So far in 2011, we’ve seen a clarifying of the quality conundrum. Much in the same way the markets for risky assets have broadly reassessed the sustainability of stimulus-driven returns, the outperformance of low-quality stocks has reversed course. This reversal has been confirmed by a commensurate positive excess return to high-quality stocks. In the 12 months ending October 31st, high-quality stocks have generated nearly 1% excess returns, while low-quality stocks have lost over 2%, for a spread of over 3%. This trend likely grew stronger in November.
Agreeing to Agree. And Disagree.
It is difficult to say what exactly drives returns to high- or low-quality stocks over various time periods. Certainly valuation is important. At the peak of the market in 2000, larger, high-quality, “blue-chip” stocks carried excessive premium valuations – just as the “Nifty Fifty” did in the late 1960s. The laws of valuation ensured poor subsequent returns. What we label quality is also subject to error – many large-capitalization investment banks, commercial banks, insurance companies, and the like have all been inappropriately highly rated by S&P recently.
We can also measure quality in different ways. An analysis of factor returns, for example, shows that stocks that rank highly on certain quality factors, like earnings stability, inventory turnover, debt/assets, ROE and the like have generated meaningful long-term excess returns, though in varying amounts for different sectors.
Furthermore, it is difficult to generalize about the propensity for high- or low-quality stocks to outperform in up- or down-market environments, which gives market bulls and bears something on which to agree. During the secular bull market of the 1980s and 1990s, high-quality outperformance was the norm, with low-quality surges only appearing briefly, typically during speculative periods preceding the short corrections of the era. In contrast, during the secular bear market of the last 12 years or so, high-quality stocks have delivered excess returns only during market declines. Perhaps the sustainable and ongoing outperformance of high-quality stocks is a necessary marker of durable broad market gains.
This gives the long high-quality/ short low-quality trade an unusual and extraordinarily valuable distinction: It can generate meaningful returns regardless of whether one expects a cyclical broad market decline or whether one expects that we are in the early stages of a multi-year bull market. As long as relative valuations for high-quality stocks remain attractive, the relative returns can be robust. Indeed, in GMO’s monthly forecast of 7-year asset class returns, U.S. high-quality stocks are priced to deliver 5.4% annualized real returns, which far exceeds the 1.8% forecast for the U.S. large-cap space and -0.4% forecast for the U.S. small-cap class.

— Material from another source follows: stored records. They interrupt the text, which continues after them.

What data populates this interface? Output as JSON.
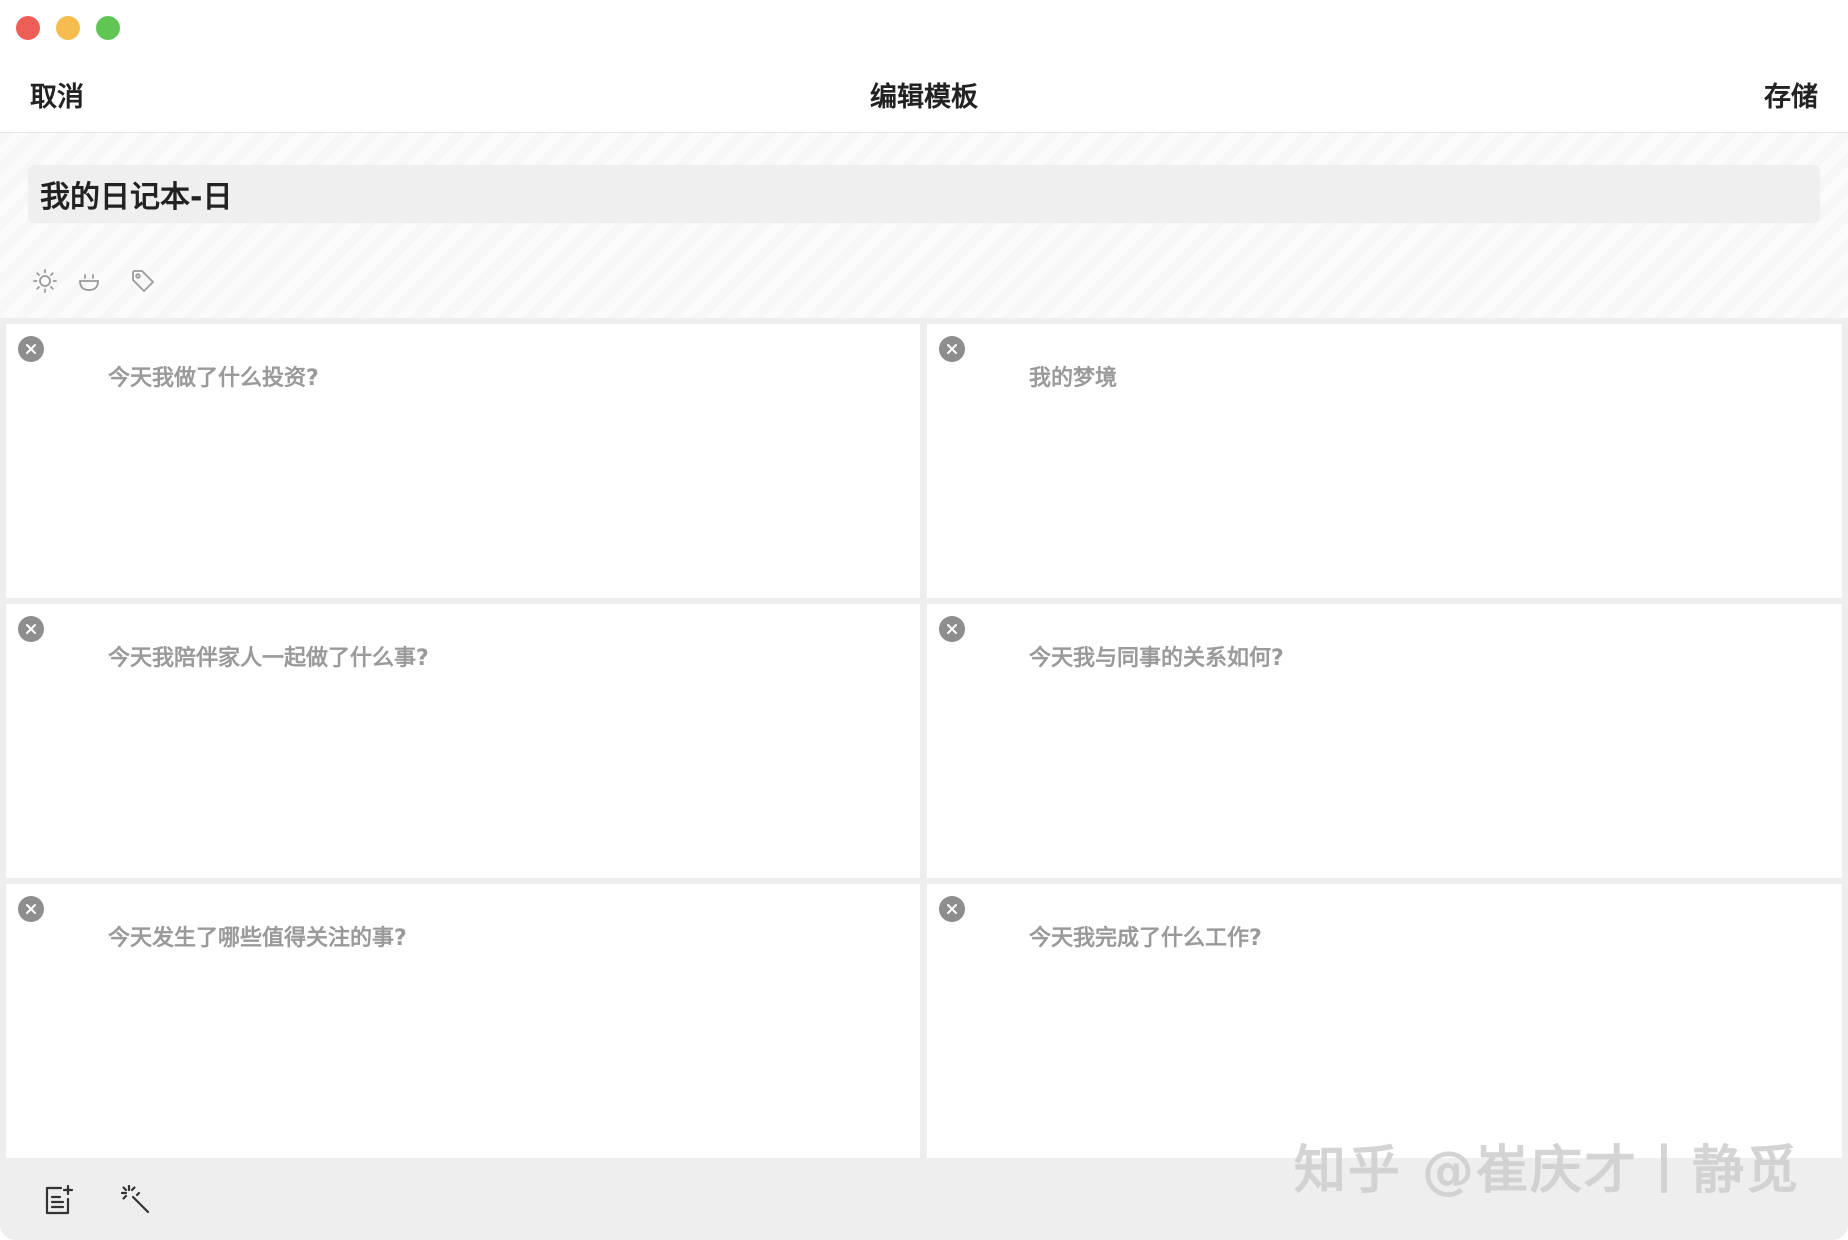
{
  "window": {
    "colors": {
      "close": "#ee5f57",
      "minimize": "#f5bd4f",
      "maximize": "#61c554"
    }
  },
  "navbar": {
    "cancel_label": "取消",
    "title": "编辑模板",
    "save_label": "存储"
  },
  "template": {
    "name_value": "我的日记本-日",
    "icons": [
      "sun-icon",
      "smile-icon",
      "tag-icon"
    ]
  },
  "prompts": [
    {
      "text": "今天我做了什么投资?"
    },
    {
      "text": "我的梦境"
    },
    {
      "text": "今天我陪伴家人一起做了什么事?"
    },
    {
      "text": "今天我与同事的关系如何?"
    },
    {
      "text": "今天发生了哪些值得关注的事?"
    },
    {
      "text": "今天我完成了什么工作?"
    }
  ],
  "bottom_toolbar": {
    "icons": [
      "add-note-icon",
      "magic-wand-icon"
    ]
  },
  "watermark": "知乎 @崔庆才丨静觅"
}
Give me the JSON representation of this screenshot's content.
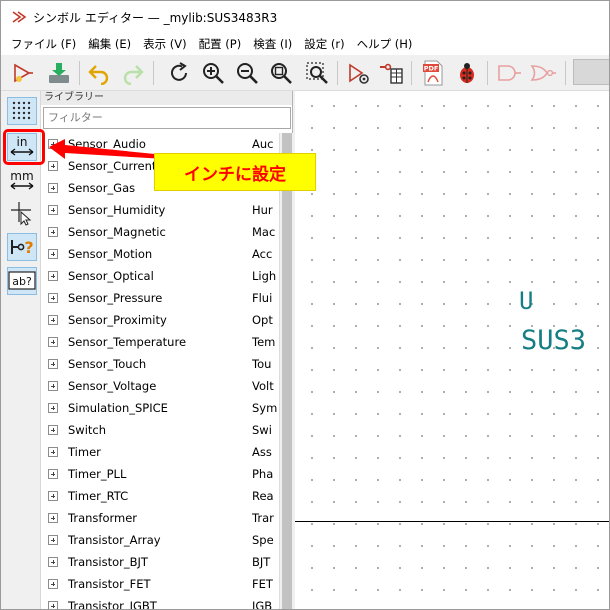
{
  "window": {
    "title": "シンボル エディター — _mylib:SUS3483R3"
  },
  "menu": {
    "items": [
      {
        "label": "ファイル (F)"
      },
      {
        "label": "編集 (E)"
      },
      {
        "label": "表示 (V)"
      },
      {
        "label": "配置 (P)"
      },
      {
        "label": "検査 (I)"
      },
      {
        "label": "設定 (r)"
      },
      {
        "label": "ヘルプ (H)"
      }
    ]
  },
  "toolbar": {
    "pdf_text": "PDF"
  },
  "left_toolbar": {
    "units_in_label": "in",
    "units_mm_label": "mm",
    "pin_unknown_label": "?",
    "text_label": "ab?"
  },
  "library_panel": {
    "header": "ライブラリー",
    "filter_placeholder": "フィルター",
    "items": [
      {
        "name": "Sensor_Audio",
        "desc": "Auc"
      },
      {
        "name": "Sensor_Current",
        "desc": ""
      },
      {
        "name": "Sensor_Gas",
        "desc": ""
      },
      {
        "name": "Sensor_Humidity",
        "desc": "Hur"
      },
      {
        "name": "Sensor_Magnetic",
        "desc": "Mac"
      },
      {
        "name": "Sensor_Motion",
        "desc": "Acc"
      },
      {
        "name": "Sensor_Optical",
        "desc": "Ligh"
      },
      {
        "name": "Sensor_Pressure",
        "desc": "Flui"
      },
      {
        "name": "Sensor_Proximity",
        "desc": "Opt"
      },
      {
        "name": "Sensor_Temperature",
        "desc": "Tem"
      },
      {
        "name": "Sensor_Touch",
        "desc": "Tou"
      },
      {
        "name": "Sensor_Voltage",
        "desc": "Volt"
      },
      {
        "name": "Simulation_SPICE",
        "desc": "Sym"
      },
      {
        "name": "Switch",
        "desc": "Swi"
      },
      {
        "name": "Timer",
        "desc": "Ass"
      },
      {
        "name": "Timer_PLL",
        "desc": "Pha"
      },
      {
        "name": "Timer_RTC",
        "desc": "Rea"
      },
      {
        "name": "Transformer",
        "desc": "Trar"
      },
      {
        "name": "Transistor_Array",
        "desc": "Spe"
      },
      {
        "name": "Transistor_BJT",
        "desc": "BJT"
      },
      {
        "name": "Transistor_FET",
        "desc": "FET"
      },
      {
        "name": "Transistor_IGBT",
        "desc": "IGB"
      }
    ]
  },
  "canvas": {
    "reference": "U",
    "value": "SUS3"
  },
  "annotation": {
    "label": "インチに設定"
  },
  "colors": {
    "symbol_text": "#157d84",
    "annotation_red": "#ff0000",
    "annotation_bg": "#ffff00",
    "active_tool_bg": "#cfe6f7"
  }
}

At Sitka Pacific, we currently favor global high-quality stocks with inexpensive valuations in the equity portion of our Absolute Return strategy, while hedging that exposure with positions that move against various broad market indexes. In our long/short equity strategy, Hedged Growth, we are further able to take advantage of expensive, low-quality stocks on the short side – leading to a more direct manifestation of this theme and an opportunity to generate meaningful returns in a variety of market environments.
Bringing It All Home
Understanding the returns to high- versus low-quality stocks is as important today as understanding the relationship between growth and value stocks. Whether you are picking stocks or evaluating outside managers, it is essential to understand the drivers of future returns. The quality conundrum has created tremendous opportunity, and some investors will capture these returns better than others. A flexible long/short approach, emphasizing high-quality stocks with low valuations, will generate meaningful positive returns – in a world in which such returns will continue to be hard to come by.